=== Study material ===

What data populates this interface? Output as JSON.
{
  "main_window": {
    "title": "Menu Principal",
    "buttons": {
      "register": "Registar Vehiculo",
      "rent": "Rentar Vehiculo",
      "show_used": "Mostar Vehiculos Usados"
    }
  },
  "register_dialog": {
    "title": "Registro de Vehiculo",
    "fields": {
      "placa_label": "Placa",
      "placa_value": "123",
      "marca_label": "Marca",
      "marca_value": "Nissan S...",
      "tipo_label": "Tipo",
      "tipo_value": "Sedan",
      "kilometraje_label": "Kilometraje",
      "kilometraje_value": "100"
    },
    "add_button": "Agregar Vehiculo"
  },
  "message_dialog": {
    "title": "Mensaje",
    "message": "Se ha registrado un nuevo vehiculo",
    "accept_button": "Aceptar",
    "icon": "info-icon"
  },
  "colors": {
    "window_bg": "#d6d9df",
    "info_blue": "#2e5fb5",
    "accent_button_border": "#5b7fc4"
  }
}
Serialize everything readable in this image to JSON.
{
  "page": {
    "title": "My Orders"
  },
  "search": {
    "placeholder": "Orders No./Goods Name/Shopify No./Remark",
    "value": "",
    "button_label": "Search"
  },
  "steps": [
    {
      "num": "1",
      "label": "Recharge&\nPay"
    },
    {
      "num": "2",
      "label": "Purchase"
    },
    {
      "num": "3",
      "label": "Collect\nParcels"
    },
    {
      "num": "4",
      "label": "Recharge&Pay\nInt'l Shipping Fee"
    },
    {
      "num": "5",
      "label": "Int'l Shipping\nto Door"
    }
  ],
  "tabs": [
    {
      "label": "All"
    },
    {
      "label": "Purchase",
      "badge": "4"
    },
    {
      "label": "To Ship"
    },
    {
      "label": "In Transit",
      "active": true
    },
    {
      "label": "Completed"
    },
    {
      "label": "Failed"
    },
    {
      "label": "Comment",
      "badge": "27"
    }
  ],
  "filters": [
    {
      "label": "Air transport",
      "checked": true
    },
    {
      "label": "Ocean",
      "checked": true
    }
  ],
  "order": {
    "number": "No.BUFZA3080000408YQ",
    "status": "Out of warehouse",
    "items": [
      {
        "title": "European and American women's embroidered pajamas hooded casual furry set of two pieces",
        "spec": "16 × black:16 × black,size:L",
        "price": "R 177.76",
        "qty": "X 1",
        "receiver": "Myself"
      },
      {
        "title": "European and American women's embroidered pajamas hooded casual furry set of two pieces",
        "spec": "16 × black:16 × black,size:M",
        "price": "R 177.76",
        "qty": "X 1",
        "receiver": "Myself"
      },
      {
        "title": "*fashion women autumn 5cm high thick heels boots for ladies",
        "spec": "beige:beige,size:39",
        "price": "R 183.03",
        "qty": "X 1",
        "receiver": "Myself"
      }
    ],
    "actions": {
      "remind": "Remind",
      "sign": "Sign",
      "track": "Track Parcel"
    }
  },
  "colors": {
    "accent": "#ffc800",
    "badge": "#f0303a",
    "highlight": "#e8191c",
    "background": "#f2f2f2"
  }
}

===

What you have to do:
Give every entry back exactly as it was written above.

Answer for the task:
What data populates this interface? Output as JSON.
{
  "main_window": {
    "title": "Menu Principal",
    "buttons": {
      "register": "Registar Vehiculo",
      "rent": "Rentar Vehiculo",
      "show_used": "Mostar Vehiculos Usados"
    }
  },
  "register_dialog": {
    "title": "Registro de Vehiculo",
    "fields": {
      "placa_label": "Placa",
      "placa_value": "123",
      "marca_label": "Marca",
      "marca_value": "Nissan S...",
      "tipo_label": "Tipo",
      "tipo_value": "Sedan",
      "kilometraje_label": "Kilometraje",
      "kilometraje_value": "100"
    },
    "add_button": "Agregar Vehiculo"
  },
  "message_dialog": {
    "title": "Mensaje",
    "message": "Se ha registrado un nuevo vehiculo",
    "accept_button": "Aceptar",
    "icon": "info-icon"
  },
  "colors": {
    "window_bg": "#d6d9df",
    "info_blue": "#2e5fb5",
    "accent_button_border": "#5b7fc4"
  }
}
Serialize everything readable in this image to JSON.
{
  "page": {
    "title": "My Orders"
  },
  "search": {
    "placeholder": "Orders No./Goods Name/Shopify No./Remark",
    "value": "",
    "button_label": "Search"
  },
  "steps": [
    {
      "num": "1",
      "label": "Recharge&\nPay"
    },
    {
      "num": "2",
      "label": "Purchase"
    },
    {
      "num": "3",
      "label": "Collect\nParcels"
    },
    {
      "num": "4",
      "label": "Recharge&Pay\nInt'l Shipping Fee"
    },
    {
      "num": "5",
      "label": "Int'l Shipping\nto Door"
    }
  ],
  "tabs": [
    {
      "label": "All"
    },
    {
      "label": "Purchase",
      "badge": "4"
    },
    {
      "label": "To Ship"
    },
    {
      "label": "In Transit",
      "active": true
    },
    {
      "label": "Completed"
    },
    {
      "label": "Failed"
    },
    {
      "label": "Comment",
      "badge": "27"
    }
  ],
  "filters": [
    {
      "label": "Air transport",
      "checked": true
    },
    {
      "label": "Ocean",
      "checked": true
    }
  ],
  "order": {
    "number": "No.BUFZA3080000408YQ",
    "status": "Out of warehouse",
    "items": [
      {
        "title": "European and American women's embroidered pajamas hooded casual furry set of two pieces",
        "spec": "16 × black:16 × black,size:L",
        "price": "R 177.76",
        "qty": "X 1",
        "receiver": "Myself"
      },
      {
        "title": "European and American women's embroidered pajamas hooded casual furry set of two pieces",
        "spec": "16 × black:16 × black,size:M",
        "price": "R 177.76",
        "qty": "X 1",
        "receiver": "Myself"
      },
      {
        "title": "*fashion women autumn 5cm high thick heels boots for ladies",
        "spec": "beige:beige,size:39",
        "price": "R 183.03",
        "qty": "X 1",
        "receiver": "Myself"
      }
    ],
    "actions": {
      "remind": "Remind",
      "sign": "Sign",
      "track": "Track Parcel"
    }
  },
  "colors": {
    "accent": "#ffc800",
    "badge": "#f0303a",
    "highlight": "#e8191c",
    "background": "#f2f2f2"
  }
}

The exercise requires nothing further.